- _TASK TO COMPLETE_
Check every line of the data below for the word "this", then give only the number of lines that have it.

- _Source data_

BEGIN

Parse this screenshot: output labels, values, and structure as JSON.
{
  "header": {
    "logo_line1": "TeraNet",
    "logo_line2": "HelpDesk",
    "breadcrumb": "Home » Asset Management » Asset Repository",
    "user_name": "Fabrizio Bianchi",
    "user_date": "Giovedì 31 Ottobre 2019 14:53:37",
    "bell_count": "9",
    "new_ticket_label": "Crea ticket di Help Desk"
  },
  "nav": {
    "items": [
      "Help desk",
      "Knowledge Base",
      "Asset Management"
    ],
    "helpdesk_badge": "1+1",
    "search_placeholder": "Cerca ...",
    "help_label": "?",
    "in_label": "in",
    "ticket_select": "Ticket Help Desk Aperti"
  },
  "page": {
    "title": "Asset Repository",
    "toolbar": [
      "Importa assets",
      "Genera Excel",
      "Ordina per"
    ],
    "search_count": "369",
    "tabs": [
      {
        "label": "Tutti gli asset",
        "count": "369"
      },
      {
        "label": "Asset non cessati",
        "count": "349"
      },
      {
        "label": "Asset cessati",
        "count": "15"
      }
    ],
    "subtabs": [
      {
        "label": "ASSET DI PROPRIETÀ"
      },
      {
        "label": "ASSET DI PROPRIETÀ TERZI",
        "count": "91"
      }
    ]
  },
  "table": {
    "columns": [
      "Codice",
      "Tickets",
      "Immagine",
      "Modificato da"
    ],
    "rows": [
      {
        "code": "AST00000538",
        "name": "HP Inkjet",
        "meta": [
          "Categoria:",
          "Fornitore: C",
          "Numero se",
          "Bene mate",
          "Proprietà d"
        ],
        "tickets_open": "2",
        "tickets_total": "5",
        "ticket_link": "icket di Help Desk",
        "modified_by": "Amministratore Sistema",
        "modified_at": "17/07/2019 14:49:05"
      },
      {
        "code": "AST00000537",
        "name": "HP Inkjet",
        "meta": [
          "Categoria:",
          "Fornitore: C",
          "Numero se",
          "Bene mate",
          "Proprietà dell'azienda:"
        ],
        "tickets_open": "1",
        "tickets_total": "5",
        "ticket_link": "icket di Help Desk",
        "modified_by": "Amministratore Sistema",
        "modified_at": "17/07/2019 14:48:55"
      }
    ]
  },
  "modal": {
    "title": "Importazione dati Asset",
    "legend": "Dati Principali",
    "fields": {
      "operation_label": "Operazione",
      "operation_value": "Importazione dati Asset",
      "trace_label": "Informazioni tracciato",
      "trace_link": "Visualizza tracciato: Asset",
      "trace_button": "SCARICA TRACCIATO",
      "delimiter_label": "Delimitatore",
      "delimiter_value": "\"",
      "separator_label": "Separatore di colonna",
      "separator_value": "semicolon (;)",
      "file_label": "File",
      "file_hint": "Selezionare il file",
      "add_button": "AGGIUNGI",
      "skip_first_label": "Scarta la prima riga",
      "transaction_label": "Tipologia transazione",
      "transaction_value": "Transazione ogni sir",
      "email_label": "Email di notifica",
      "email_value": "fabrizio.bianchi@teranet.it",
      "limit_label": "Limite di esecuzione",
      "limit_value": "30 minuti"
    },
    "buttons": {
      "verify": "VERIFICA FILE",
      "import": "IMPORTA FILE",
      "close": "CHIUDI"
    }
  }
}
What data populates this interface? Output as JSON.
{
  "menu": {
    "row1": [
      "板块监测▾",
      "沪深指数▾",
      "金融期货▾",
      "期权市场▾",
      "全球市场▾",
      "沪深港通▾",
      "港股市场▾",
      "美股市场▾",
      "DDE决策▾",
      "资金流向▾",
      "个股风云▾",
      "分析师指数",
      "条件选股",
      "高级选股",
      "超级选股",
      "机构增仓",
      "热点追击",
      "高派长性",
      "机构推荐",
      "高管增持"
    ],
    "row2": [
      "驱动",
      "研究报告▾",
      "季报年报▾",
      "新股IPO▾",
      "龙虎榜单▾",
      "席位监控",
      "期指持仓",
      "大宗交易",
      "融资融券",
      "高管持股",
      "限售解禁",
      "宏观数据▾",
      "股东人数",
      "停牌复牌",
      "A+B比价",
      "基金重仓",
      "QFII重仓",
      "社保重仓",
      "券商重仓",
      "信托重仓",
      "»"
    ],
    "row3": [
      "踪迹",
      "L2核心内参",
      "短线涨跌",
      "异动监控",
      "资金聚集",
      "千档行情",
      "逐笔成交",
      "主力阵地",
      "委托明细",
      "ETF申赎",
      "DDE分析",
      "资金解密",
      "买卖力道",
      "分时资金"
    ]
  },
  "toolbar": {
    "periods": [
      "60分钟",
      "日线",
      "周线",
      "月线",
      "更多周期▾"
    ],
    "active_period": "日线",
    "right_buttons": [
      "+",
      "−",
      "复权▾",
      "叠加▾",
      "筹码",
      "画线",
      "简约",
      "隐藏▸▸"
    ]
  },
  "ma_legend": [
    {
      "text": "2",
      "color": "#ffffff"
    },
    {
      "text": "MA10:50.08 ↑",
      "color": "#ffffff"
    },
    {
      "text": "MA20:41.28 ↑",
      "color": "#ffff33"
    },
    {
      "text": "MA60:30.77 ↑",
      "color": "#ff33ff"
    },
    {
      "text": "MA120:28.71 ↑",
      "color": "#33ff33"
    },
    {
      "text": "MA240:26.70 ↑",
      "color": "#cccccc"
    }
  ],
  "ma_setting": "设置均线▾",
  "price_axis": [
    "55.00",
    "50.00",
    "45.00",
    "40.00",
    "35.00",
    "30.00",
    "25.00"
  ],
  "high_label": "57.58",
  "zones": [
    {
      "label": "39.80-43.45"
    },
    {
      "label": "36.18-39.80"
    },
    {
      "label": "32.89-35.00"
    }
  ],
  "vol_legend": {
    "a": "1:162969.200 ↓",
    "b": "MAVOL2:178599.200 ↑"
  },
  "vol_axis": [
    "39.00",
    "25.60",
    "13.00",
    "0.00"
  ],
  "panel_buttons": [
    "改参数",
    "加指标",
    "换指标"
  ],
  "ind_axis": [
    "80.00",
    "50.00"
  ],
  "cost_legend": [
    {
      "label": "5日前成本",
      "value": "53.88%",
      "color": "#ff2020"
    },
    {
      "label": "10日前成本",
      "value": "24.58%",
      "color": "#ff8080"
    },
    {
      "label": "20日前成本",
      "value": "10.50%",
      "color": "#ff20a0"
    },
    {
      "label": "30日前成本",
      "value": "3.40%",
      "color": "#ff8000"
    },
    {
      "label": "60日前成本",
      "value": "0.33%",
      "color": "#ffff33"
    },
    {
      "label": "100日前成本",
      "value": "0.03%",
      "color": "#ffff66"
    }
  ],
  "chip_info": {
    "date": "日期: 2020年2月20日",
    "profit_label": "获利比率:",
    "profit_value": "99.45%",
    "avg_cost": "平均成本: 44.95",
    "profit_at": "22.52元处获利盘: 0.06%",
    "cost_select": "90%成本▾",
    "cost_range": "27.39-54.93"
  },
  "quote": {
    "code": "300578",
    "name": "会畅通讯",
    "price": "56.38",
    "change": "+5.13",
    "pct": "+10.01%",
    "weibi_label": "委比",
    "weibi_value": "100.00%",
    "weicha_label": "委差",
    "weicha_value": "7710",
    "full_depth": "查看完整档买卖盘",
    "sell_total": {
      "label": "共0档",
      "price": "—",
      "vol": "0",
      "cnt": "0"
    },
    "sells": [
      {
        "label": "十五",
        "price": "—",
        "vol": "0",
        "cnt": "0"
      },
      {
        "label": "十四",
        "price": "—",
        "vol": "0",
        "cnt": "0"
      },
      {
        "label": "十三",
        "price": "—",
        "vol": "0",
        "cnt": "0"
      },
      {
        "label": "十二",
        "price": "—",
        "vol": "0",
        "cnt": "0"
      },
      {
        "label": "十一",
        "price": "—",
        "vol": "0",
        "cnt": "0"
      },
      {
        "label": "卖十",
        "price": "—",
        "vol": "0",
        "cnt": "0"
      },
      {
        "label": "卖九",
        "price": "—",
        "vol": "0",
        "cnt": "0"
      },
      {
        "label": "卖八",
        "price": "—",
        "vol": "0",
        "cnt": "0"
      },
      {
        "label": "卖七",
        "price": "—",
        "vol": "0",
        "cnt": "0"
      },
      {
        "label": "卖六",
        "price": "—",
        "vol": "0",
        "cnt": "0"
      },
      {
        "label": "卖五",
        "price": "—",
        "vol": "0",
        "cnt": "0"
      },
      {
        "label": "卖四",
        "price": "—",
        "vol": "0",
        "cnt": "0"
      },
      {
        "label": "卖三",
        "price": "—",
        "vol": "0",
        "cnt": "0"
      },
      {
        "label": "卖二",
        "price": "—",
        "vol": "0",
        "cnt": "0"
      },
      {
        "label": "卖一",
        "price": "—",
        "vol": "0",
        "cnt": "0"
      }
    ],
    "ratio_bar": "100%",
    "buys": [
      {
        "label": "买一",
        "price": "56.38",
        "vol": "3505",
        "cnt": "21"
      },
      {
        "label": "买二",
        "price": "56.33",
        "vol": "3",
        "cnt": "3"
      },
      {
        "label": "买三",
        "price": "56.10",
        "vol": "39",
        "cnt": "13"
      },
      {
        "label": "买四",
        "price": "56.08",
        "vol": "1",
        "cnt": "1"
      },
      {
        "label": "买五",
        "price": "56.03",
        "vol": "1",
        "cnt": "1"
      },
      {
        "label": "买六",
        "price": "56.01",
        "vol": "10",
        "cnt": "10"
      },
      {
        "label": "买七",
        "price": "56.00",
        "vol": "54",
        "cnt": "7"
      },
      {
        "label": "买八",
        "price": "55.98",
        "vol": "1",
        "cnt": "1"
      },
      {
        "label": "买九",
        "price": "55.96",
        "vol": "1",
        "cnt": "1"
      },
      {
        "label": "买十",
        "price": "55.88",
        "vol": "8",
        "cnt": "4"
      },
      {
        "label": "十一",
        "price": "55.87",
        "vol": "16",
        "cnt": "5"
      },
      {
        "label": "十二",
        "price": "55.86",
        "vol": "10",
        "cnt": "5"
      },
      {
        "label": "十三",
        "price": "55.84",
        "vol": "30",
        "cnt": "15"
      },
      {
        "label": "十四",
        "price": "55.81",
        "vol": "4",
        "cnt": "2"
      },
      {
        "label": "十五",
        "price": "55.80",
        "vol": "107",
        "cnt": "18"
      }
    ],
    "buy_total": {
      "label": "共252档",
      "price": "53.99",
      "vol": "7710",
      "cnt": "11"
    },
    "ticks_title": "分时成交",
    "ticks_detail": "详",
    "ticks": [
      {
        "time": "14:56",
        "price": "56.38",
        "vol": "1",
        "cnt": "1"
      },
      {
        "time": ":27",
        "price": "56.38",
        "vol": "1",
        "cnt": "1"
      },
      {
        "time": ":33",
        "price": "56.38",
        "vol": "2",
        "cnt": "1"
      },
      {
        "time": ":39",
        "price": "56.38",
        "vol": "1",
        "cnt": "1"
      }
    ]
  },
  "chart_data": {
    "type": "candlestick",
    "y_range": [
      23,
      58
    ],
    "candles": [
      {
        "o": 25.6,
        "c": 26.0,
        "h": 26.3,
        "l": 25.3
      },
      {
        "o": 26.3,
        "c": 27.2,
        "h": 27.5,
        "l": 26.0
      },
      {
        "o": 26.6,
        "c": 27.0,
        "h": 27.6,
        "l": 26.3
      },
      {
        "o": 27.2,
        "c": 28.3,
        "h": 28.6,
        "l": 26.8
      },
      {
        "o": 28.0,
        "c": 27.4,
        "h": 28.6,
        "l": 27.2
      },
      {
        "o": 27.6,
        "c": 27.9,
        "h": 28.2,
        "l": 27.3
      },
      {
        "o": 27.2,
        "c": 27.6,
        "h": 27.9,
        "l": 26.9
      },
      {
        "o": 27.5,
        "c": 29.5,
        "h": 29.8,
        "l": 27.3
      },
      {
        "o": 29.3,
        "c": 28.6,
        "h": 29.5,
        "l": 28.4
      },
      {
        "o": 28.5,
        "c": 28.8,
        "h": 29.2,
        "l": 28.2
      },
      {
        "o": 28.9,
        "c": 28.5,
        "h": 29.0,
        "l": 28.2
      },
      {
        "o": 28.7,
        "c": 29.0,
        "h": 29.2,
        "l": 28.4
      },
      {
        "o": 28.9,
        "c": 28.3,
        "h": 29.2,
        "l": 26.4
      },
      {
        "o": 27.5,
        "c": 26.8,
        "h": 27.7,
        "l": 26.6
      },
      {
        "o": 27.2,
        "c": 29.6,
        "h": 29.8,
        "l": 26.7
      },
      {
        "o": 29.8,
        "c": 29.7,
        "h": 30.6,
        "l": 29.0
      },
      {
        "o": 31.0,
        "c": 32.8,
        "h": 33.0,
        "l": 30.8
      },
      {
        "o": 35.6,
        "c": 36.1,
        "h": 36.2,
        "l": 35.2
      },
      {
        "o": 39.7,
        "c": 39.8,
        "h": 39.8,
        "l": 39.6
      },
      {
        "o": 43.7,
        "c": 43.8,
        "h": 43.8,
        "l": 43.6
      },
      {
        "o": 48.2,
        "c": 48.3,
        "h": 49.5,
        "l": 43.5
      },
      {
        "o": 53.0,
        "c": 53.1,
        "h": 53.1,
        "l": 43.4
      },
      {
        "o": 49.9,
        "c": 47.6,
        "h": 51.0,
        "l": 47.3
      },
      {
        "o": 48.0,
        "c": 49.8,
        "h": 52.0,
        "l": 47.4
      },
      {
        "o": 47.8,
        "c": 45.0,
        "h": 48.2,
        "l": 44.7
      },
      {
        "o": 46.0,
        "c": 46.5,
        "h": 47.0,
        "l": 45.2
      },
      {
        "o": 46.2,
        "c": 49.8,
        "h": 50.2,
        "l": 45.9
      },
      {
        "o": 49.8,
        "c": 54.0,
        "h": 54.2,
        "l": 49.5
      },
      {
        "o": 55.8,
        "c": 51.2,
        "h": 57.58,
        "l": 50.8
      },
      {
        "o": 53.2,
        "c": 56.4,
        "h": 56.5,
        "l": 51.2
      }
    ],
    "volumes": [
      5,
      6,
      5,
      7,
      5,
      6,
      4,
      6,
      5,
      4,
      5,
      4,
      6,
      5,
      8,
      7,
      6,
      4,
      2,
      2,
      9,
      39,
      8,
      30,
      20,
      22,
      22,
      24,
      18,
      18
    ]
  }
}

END
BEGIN

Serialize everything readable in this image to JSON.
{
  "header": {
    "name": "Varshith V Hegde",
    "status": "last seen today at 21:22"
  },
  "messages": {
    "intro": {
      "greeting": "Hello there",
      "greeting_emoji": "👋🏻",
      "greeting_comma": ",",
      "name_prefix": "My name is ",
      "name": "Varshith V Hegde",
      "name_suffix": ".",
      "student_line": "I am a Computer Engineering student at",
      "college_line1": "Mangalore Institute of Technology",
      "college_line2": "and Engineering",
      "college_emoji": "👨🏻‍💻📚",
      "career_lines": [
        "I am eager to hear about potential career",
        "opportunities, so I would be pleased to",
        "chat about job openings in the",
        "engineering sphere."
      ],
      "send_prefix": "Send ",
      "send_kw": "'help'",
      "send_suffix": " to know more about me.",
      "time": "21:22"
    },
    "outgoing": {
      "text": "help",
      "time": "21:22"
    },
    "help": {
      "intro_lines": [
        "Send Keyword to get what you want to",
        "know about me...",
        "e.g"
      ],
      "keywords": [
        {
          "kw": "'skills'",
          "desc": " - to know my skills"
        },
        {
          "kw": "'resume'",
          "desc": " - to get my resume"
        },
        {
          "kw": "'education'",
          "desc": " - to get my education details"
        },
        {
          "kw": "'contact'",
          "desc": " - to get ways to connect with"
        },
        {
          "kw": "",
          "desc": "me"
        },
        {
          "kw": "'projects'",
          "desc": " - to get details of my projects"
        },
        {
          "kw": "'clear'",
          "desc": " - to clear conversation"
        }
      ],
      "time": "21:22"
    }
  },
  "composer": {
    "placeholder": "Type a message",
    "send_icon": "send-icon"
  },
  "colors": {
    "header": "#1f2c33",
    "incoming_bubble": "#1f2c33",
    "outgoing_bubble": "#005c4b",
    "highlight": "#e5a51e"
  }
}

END

- _RESULT OF THE EXERCISE_
3